In the nineteenth century, Rev. Dr. John Kennedy of Scotland enjoyed a friendly relationship with Charles Spurgeon. Dr. Kennedy invited Mr. Spurgeon to preach at the opening of a new church facility in Dingwall Scotland. I found the following quote to be of interest because it takes notice of the fact that a Paraphrase was sung at this assembly instead of a Psalm.
“When it was announced in 1870 that the great Baptist preacher [Charles Spurgeon] was to open Dr Kennedy’s new church in Dingwall there was much public satisfaction, not unmingled with astonishment. Mr Spurgeon’s name drew together an immense crowd. The church, of course, could only accommodate a limited number; but in the evening there was a large concourse in the open air. Mr. Spurgeon’s earnestness and eloquence were combined with a brightness and vivacity which contributed to the charm of his preaching. At his request Dr Kennedy gave out a paraphrase to be sung, probably the first time he ever did so in his life.” (From a Memoir of Dr Kennedy which appeared in the newspaper Inverness Courier in 1893. Mrs Kennedy regarded it as the best account of her late husband that had appeared in any form.) here online
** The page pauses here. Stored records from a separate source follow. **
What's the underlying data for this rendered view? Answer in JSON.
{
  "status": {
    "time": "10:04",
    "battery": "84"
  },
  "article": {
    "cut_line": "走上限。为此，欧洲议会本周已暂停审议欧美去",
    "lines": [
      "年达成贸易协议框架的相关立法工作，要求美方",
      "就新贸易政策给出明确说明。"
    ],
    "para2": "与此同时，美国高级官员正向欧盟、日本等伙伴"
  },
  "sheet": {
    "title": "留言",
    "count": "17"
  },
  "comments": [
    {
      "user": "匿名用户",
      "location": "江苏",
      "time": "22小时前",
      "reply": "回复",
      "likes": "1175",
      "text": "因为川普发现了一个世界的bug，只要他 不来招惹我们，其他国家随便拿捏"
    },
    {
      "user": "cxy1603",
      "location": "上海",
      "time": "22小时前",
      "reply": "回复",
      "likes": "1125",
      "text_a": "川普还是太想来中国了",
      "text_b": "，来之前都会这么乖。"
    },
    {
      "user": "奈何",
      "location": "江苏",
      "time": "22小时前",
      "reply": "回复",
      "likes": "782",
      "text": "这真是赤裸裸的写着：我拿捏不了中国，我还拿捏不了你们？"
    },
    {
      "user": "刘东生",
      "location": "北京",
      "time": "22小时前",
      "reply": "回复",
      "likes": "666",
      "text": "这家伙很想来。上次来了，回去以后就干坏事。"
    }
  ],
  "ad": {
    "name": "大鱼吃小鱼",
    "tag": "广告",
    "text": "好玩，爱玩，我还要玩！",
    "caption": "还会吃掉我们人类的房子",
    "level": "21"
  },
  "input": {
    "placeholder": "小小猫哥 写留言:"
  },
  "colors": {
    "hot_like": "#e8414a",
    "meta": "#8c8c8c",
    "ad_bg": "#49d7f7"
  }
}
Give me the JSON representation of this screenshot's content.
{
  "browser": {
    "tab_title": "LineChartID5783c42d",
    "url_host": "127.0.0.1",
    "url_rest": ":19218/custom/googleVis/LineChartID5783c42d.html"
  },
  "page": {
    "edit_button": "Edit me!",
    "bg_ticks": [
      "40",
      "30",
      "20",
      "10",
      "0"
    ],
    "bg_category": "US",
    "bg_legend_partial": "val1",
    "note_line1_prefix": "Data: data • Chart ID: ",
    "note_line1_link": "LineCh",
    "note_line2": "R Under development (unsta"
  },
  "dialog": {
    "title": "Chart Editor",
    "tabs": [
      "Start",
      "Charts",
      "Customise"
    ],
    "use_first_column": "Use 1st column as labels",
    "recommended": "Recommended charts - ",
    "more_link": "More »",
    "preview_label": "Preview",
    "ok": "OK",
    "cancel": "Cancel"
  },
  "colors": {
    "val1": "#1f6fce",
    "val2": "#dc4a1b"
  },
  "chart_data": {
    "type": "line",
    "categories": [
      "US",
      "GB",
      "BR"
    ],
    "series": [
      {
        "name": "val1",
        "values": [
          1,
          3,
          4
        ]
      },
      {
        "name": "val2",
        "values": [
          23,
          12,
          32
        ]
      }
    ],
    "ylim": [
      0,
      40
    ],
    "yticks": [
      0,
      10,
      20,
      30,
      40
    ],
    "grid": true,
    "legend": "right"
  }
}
I was quite disappointed to read that this concession was made for Mr. Spurgeon. It distresses me because it seems to overlook a great truth that should be notice about the singing of Psalms. Every Christian can come together to sing the Psalms, the same cannot be said of hymns and paraphrases. I wonder if Dr. Kennedy’s congregation joined in singing the paraphrase?
I will see if I can find some of the details of the service…
“What is there now to do? It is to have songs not only honest, but also holy, which will be like spurs to incite us to pray to and praise God, and to meditate upon his works in order to love, fear, honor and glorify him. Moreover, that which St. Augustine has said is true, that no one is able to sing things worthy of God except that which he has received from him. Therefore, when we have looked thoroughly, and searched here and there, we shall not find better songs nor more fitting for the purpose, than the Psalms of David, which the Holy Spirit spoke and made through him. And moreover, when we sing them, we are certain that God puts in our mouths these, as if he himself were singing in us to exalt his glory. Wherefore Chrysostom exhorts, as well as the men, the women and the little children to accustom themselves to singing them, in order that this may be a sort of meditation to associate themselves with the company of the angels.”
From the Preface to the 1565 Geneva Psalter by John Calvin
“It was said that the Rev. John Newton was a great lover of cats. Once he possessed a mother cat and a kitten. In the kindness of his heart, and to prevent the too frequent interruption of his studies by waiting on the cats, he had two holes cut in the door of his house, one for the old cat, and a smaller one for the kitten. It had not occurred to the good man that the hole that would admit the larger cat would admit also the kitten, indeed would admit not only two cats but any number of cats. When you have made an opening in the door of God’s house large enough to admit songs of praise which God has not authorized, that same hole will admit the worship of the Virgin Mary, prayers to St. Peter, confession to the priest, holy water, kissing the pope’s toe, and the whole brood of pollutions and monstrosities from which the Church escaped in the tremendous revolution and reformation of the sixteenth century. The great principle that only what is commanded has a place in the worship of God was one of the cornerstones of the Reformation; without it the great battle of Protestantism against Romanism could never have been fought out and won. In asserting this doctrine we are simply calling the Church back to one of the great attainments of the Reformation, when purity of worship and the inspired songs of God’s Word had the right of way in all the Reformed Churches.” by the Rev. William H. Vincent, D. D., Allegheny, Pa. The Scriptural Law of Worship, ch3 from The Psalms in Worship, edited by John McNaugher, full text The Psalms in Worship CH3 The Scriptural Law of Worship by William H Vincent